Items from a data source
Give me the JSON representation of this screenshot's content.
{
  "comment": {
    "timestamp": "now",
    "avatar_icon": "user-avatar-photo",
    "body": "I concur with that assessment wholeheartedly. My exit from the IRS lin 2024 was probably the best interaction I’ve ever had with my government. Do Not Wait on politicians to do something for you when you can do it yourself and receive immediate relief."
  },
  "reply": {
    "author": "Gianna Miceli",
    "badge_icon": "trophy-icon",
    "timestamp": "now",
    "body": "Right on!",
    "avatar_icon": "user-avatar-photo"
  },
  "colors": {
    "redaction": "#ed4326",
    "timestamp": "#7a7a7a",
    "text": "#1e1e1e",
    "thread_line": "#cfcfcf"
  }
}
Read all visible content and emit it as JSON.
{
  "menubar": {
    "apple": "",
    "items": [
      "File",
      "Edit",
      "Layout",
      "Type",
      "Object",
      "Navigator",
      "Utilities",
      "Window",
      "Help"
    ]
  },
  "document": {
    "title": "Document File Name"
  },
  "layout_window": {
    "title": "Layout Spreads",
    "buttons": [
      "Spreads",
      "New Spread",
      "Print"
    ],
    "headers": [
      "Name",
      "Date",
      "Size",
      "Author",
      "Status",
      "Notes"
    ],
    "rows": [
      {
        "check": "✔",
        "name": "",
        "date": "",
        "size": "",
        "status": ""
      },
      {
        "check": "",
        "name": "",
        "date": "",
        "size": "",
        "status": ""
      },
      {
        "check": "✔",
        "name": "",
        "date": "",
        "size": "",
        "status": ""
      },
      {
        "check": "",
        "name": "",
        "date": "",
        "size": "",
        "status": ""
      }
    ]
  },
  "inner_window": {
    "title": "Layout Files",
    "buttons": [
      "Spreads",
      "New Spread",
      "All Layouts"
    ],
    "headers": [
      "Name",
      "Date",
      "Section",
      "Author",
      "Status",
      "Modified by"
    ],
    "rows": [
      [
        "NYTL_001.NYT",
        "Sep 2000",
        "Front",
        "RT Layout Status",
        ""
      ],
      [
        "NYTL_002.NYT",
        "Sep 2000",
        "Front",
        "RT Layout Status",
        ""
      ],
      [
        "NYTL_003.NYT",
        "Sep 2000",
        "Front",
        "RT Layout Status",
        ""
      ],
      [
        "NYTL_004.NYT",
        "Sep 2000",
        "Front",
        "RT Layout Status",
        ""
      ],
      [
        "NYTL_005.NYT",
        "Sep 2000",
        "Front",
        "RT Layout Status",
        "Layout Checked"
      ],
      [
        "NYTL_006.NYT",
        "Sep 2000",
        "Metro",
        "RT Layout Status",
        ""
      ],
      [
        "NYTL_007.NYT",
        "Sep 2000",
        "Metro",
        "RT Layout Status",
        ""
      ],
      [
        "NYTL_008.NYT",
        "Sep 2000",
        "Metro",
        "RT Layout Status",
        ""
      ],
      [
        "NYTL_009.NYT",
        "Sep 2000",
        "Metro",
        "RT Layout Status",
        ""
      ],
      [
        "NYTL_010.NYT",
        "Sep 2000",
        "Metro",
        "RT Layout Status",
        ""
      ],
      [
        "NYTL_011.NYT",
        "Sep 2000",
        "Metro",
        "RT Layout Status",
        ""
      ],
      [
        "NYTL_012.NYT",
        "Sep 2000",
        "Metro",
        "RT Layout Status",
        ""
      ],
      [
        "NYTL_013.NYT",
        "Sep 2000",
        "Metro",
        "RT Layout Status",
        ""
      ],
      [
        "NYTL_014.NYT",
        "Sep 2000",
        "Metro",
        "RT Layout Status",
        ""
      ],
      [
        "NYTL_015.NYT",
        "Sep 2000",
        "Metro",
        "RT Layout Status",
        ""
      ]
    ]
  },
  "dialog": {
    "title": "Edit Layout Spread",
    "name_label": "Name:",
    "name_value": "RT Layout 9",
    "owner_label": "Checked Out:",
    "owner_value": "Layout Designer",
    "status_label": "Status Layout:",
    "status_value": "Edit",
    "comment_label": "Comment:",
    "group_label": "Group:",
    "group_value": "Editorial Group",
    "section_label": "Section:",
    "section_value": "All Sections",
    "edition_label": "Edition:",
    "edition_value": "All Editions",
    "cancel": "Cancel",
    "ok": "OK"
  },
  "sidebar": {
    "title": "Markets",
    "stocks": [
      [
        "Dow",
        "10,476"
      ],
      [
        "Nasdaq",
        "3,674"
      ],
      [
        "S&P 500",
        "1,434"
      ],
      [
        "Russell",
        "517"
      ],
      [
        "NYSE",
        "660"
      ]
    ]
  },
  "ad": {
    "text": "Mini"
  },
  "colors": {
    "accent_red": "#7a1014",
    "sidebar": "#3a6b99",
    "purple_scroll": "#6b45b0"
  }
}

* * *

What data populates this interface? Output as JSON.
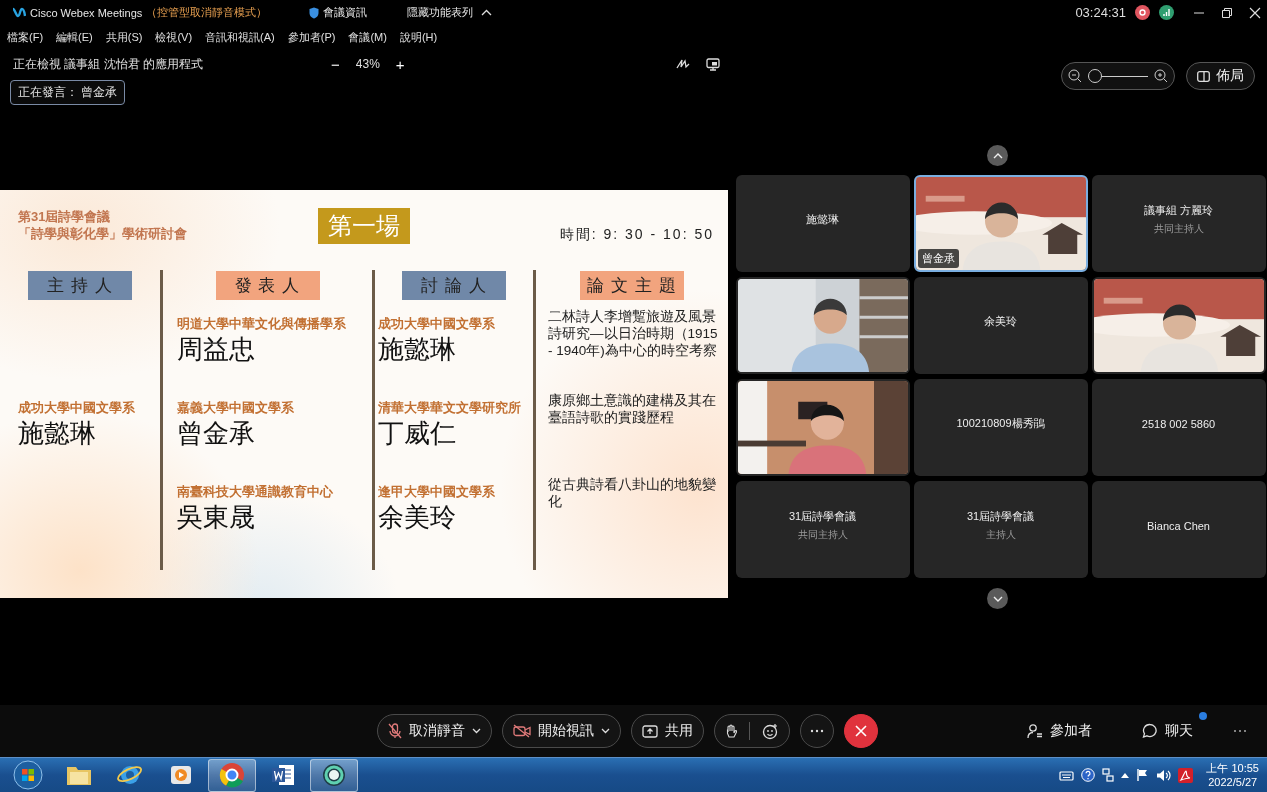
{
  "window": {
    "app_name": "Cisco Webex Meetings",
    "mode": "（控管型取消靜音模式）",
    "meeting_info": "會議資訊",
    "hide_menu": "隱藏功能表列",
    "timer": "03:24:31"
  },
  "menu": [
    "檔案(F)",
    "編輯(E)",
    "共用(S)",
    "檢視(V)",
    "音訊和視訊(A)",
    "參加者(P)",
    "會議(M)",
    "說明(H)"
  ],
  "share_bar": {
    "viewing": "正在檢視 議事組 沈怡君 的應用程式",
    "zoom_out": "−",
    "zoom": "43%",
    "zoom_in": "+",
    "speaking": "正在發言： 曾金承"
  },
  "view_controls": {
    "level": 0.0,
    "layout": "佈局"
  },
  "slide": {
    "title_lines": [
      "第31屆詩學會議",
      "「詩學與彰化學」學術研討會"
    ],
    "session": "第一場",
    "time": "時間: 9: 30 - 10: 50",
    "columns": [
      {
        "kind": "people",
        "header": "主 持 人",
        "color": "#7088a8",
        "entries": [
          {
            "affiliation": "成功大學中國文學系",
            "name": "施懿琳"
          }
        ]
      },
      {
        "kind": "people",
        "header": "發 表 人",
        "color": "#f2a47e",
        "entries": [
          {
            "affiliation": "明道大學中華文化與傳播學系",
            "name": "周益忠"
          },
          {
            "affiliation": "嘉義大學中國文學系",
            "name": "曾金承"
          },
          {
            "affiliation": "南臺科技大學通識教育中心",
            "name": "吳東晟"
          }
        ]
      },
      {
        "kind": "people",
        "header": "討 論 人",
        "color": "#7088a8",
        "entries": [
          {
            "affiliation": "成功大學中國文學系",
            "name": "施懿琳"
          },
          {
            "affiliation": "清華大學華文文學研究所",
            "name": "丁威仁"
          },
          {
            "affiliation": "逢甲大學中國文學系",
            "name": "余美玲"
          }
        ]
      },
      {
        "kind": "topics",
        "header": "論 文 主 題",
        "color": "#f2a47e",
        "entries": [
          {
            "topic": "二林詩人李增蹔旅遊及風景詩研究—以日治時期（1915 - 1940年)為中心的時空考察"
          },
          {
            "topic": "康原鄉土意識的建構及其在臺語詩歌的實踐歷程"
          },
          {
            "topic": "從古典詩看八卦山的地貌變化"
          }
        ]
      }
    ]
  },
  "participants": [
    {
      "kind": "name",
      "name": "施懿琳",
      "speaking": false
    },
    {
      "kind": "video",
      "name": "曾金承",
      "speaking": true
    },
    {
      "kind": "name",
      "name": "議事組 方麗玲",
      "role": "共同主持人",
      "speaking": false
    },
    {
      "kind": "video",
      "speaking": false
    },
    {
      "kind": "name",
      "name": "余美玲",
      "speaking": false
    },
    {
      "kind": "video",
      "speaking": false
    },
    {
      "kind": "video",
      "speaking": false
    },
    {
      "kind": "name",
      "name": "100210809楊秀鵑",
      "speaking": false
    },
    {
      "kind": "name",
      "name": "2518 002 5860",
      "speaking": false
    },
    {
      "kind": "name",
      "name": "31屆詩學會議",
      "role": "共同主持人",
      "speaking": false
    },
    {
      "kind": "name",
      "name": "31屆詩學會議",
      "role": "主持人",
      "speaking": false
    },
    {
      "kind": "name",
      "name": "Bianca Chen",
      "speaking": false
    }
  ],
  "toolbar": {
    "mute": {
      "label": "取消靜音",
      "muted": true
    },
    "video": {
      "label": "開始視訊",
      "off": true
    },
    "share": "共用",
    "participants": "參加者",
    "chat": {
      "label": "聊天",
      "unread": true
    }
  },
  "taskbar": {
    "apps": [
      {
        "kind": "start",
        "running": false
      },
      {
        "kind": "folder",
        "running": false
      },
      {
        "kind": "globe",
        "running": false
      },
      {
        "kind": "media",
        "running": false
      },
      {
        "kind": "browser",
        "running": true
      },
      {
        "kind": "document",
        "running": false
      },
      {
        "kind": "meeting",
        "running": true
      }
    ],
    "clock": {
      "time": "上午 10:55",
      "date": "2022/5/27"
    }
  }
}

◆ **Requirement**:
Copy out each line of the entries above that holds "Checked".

◆ **Finished task**:
        "Layout Checked"
    "owner_label": "Checked Out:",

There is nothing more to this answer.